* **Goal of the exercise**
Tell how many lines of the entries below include the string "years". Respond with the number alone.

* **Supplied material**

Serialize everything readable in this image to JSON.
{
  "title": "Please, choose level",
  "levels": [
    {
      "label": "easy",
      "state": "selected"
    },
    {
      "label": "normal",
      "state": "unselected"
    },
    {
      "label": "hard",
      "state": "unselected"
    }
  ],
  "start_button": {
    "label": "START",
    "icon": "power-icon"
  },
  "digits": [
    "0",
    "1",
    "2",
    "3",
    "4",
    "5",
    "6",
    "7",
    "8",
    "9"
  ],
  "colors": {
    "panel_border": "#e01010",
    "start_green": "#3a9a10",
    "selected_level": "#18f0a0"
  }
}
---
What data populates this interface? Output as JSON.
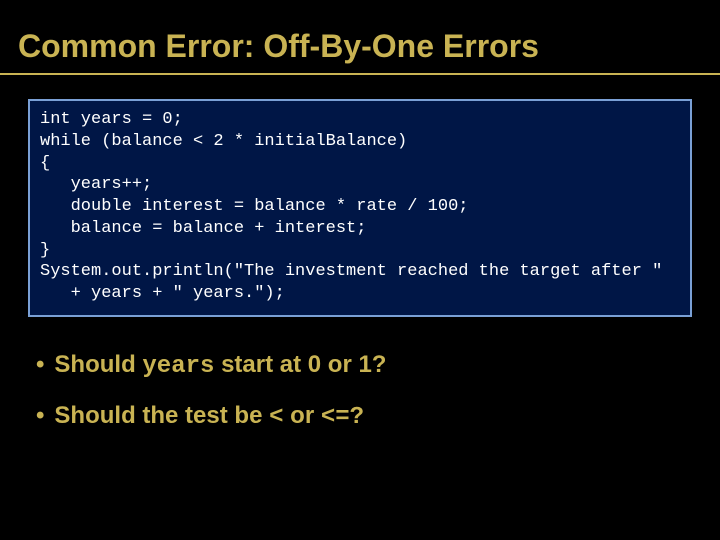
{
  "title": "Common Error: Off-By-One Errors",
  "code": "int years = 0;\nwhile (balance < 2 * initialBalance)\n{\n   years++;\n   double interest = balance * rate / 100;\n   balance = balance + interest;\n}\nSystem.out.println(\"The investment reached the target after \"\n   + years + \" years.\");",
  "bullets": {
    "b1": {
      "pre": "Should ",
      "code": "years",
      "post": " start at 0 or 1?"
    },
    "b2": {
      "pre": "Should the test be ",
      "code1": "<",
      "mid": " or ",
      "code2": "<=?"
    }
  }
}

* **Solution to this exercise**
2